Your assignment: Your result should be every line of the records below that contains the word "than".
---*---
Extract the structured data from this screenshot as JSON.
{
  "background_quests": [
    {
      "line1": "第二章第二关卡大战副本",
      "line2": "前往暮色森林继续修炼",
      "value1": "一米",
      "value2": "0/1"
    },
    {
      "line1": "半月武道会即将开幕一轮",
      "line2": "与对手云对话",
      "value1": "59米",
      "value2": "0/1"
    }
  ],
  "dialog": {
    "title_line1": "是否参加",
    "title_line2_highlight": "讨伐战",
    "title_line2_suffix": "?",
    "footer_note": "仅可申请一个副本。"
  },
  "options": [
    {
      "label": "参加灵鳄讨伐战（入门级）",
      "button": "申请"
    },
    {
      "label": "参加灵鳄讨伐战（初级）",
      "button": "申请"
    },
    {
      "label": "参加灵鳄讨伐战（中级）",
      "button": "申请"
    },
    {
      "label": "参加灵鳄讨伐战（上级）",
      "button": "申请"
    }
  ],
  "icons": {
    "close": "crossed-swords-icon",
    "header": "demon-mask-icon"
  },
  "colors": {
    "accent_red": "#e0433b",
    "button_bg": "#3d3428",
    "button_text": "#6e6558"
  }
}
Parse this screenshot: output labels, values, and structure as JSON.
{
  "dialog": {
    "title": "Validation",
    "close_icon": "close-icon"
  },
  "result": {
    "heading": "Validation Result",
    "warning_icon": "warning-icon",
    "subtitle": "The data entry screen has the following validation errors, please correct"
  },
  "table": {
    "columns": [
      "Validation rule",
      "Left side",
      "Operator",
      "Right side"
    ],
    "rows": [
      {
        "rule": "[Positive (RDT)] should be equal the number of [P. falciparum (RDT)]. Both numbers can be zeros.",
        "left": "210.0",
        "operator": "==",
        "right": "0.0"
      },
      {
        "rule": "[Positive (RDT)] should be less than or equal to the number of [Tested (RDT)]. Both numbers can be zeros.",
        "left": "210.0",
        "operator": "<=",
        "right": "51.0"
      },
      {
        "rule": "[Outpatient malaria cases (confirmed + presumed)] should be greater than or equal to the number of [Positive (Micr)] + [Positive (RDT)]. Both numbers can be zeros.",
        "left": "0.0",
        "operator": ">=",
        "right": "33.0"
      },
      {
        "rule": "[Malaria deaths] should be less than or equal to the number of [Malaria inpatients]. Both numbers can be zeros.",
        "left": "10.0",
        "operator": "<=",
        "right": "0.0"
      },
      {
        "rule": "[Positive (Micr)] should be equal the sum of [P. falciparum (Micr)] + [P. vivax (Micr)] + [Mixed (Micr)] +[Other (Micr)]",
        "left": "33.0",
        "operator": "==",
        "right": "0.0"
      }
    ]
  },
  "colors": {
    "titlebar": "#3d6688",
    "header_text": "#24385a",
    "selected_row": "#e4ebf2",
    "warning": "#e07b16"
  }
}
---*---
Finished task:
        "rule": "[Positive (RDT)] should be less than or equal to the number of [Tested (RDT)]. Both numbers can be zeros.",
        "rule": "[Outpatient malaria cases (confirmed + presumed)] should be greater than or equal to the number of [Positive (Micr)] + [Positive (RDT)]. Both numbers can be zeros.",
        "rule": "[Malaria deaths] should be less than or equal to the number of [Malaria inpatients]. Both numbers can be zeros.",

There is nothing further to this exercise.